Swedish carmaker Volvo has become the first traditional automotive firm to announce a full shift away from the internal combustion engine, as it today unveils plans for every Volvo car to have an electric engine from 2019.
In a move it described as a “new chapter in automotive history”, the company today promised that from 2019 all Volvo cars will either be fully electric, plug-in hybrid, or a “mild hybrid”, boasting a small petrol engine and a large battery.
“This is about the customer,” Håkan Samuelsson, president and chief executive, said in a statement. “People increasingly demand electrified cars and we want to respond to our customers’ current and future needs.”

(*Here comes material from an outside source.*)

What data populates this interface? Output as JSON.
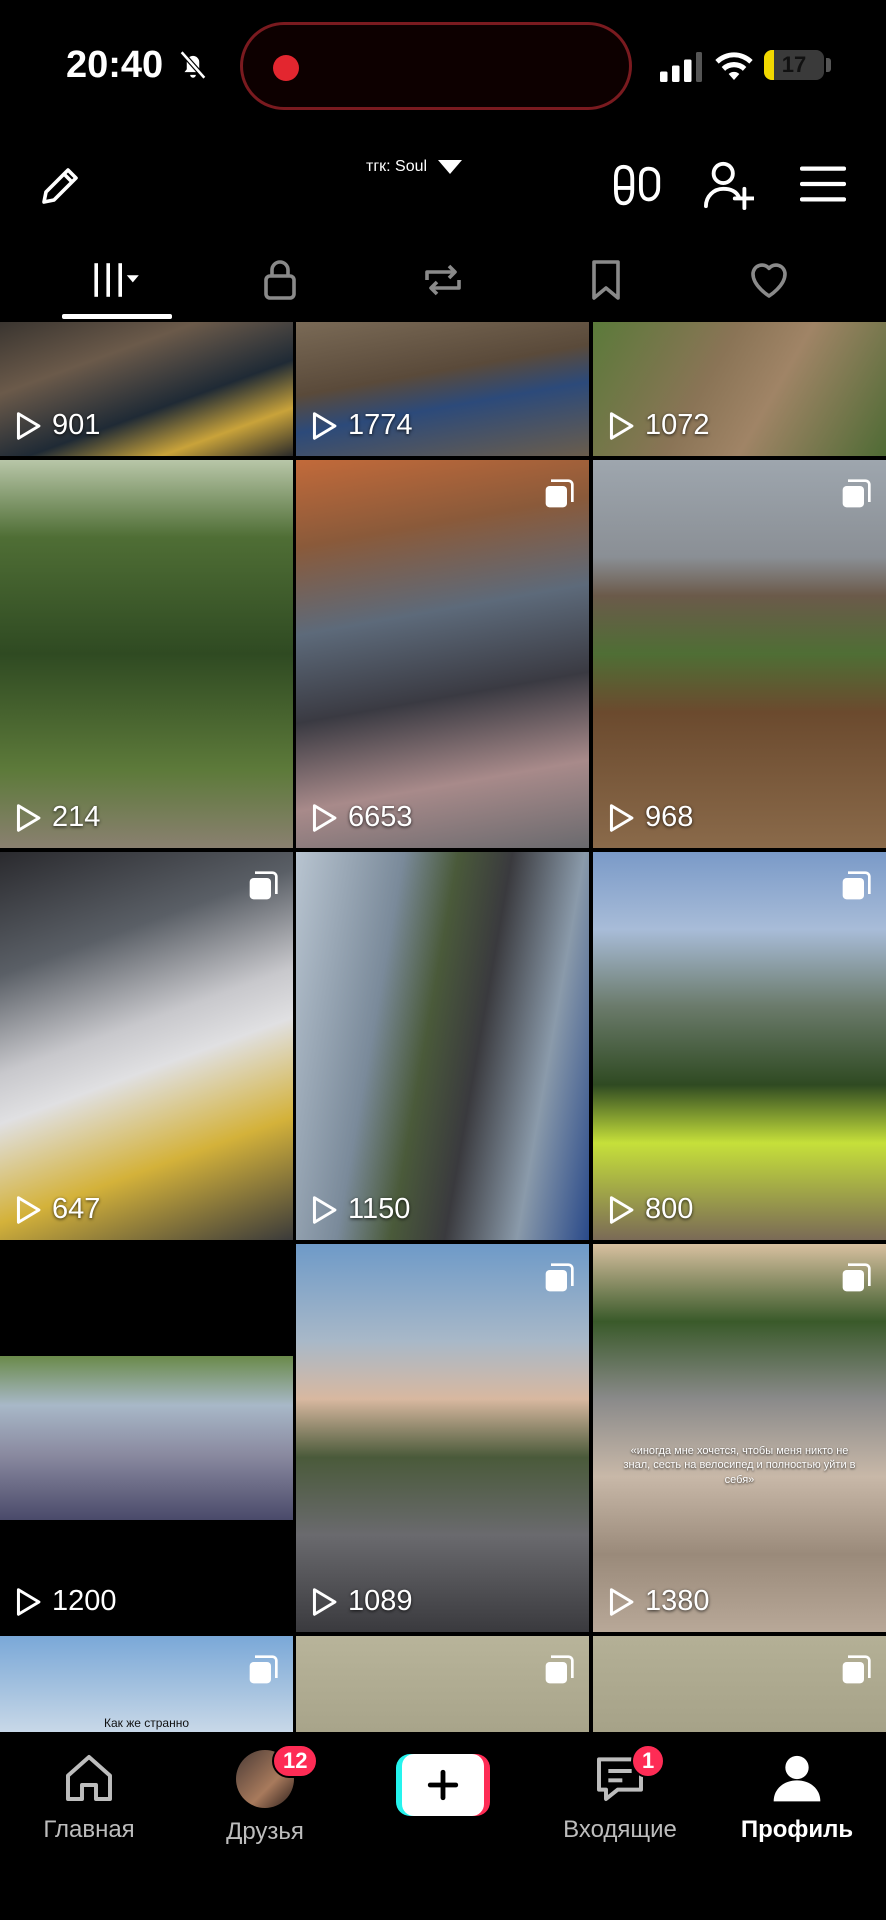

The firm, which was bought by Chinese carmaker Geely in 2010, said it would also announce five fully electric new models between 2019 and 2021. Three will be manufactured under the Volvo brand and two under Polestar, the carmaker’s performance car arm.
Last month, Volvo confirmed Polestar would become a separate brand from Volvo, making high end EVs.

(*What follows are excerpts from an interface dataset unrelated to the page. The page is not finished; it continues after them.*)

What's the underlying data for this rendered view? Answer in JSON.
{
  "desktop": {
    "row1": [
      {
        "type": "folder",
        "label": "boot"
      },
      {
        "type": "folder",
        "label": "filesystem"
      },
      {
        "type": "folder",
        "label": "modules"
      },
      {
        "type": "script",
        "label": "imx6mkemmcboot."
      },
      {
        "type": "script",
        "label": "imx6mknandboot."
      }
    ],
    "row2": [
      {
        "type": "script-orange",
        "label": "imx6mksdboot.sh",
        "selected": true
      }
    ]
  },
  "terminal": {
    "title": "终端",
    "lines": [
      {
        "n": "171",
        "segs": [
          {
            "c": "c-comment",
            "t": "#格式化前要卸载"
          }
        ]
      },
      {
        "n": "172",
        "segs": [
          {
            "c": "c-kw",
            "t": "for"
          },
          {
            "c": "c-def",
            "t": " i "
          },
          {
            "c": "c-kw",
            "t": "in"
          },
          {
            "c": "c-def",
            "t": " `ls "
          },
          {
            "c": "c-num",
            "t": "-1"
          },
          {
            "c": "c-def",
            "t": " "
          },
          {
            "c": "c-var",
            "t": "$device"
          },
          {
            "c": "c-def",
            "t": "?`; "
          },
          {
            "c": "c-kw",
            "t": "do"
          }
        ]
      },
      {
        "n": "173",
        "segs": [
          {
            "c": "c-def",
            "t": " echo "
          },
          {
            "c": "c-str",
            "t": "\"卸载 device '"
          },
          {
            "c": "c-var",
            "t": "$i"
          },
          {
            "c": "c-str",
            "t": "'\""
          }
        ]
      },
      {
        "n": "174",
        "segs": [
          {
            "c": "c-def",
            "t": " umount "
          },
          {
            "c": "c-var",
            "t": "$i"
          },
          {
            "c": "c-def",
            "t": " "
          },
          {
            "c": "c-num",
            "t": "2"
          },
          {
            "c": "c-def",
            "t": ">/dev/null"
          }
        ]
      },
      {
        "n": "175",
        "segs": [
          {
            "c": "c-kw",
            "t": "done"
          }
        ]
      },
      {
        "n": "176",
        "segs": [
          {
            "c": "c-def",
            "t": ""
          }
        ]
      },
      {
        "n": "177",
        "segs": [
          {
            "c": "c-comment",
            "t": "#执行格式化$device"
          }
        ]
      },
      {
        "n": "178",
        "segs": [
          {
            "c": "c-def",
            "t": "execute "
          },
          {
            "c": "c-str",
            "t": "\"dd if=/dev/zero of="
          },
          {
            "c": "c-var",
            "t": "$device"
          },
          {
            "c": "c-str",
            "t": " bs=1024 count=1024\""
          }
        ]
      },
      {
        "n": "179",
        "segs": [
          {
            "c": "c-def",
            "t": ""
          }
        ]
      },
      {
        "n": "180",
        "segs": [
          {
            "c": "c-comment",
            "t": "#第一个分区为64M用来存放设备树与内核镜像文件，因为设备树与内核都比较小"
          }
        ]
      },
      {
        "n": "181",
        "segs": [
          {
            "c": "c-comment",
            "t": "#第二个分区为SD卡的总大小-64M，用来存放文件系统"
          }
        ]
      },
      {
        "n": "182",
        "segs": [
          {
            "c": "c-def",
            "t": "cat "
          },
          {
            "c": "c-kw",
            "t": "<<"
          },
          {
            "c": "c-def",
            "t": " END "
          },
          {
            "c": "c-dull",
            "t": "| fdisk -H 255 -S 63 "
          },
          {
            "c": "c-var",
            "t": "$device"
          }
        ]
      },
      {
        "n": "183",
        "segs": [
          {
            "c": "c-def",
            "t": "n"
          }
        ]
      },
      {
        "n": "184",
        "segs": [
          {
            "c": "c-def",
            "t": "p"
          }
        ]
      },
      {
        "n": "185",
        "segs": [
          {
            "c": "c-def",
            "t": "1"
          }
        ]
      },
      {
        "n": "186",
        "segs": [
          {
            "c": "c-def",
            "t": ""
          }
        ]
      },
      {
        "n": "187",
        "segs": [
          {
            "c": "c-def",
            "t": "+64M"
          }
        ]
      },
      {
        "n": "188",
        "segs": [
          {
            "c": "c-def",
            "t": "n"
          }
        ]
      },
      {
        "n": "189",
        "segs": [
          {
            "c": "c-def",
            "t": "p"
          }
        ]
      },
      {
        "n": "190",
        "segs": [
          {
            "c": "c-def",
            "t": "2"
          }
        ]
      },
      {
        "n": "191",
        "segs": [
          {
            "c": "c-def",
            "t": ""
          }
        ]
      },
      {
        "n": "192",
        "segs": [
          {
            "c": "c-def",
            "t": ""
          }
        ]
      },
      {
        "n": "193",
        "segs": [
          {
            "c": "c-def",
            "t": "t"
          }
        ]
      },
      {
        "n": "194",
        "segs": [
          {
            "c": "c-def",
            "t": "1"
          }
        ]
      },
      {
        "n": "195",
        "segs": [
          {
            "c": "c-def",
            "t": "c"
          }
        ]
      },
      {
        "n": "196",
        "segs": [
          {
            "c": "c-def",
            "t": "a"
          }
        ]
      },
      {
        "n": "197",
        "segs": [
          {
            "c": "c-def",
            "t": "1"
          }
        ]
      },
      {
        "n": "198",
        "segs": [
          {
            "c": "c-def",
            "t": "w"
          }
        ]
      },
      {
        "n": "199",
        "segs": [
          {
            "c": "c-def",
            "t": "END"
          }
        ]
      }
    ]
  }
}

Alongside the new fully electric cars, a range of petrol and diesel plug-in hybrid and ‘mild hybrid’ 48 volt options will be available for all models.
“This announcement marks the end of the solely combustion engine-powered car,” Samuelsson added.
Today’s move provides more detail on how the carmaker plans to meet a target it set last year of selling one million electrified cars by 2025.
“When we said it we meant it,” Samuelsson said of the target. “This is how we are going to do it.”
As part of its original goal Volvo also promised to “promote acceptance” of EVs over the coming years by lobbying for more charging infrastructure and educating consumers on the benefits of the technology.
The global market for electric cars remains small, at just under one per cent of total new vehicle sales, but is growing rapidly. Across Europe registrations for new EVs grew 38 per cent in the first quarter of 2017, according to the European Automobile Manufacturers’ Association, and now command 3.2 per cent of the European market. Meanwhile, the US saw a 49 per cent jump in EV sales in the first quarter of 2017, according to Bloomberg New Energy Finance.
While Volvo is the first carmaker to announce plans to fully shift production away from pure combustion engine cars, many other major carmakers are pivoting their business models to focus more on the electric market. Jaguar, Audi, Aston Martin and Mercedes have all announced plans to launch new EV models in recent weeks, while Tesla has emerged as a global brand thanks to its focus on 100 per cent electric vehicles and clean energy.
Meanwhile, earlier this week Japanese carmaker Honda and Hitachi Automotive Systems announced plans to establish a new joint company focused on electric cars.
The company, backed with around five billion yen (£34m) of investment, will produce its own cars and sell electric vehicle parts to other carmakers.
Hitachi will have a controlling stake of 51 per cent of the new firm and Honda will have a 49 per cent share.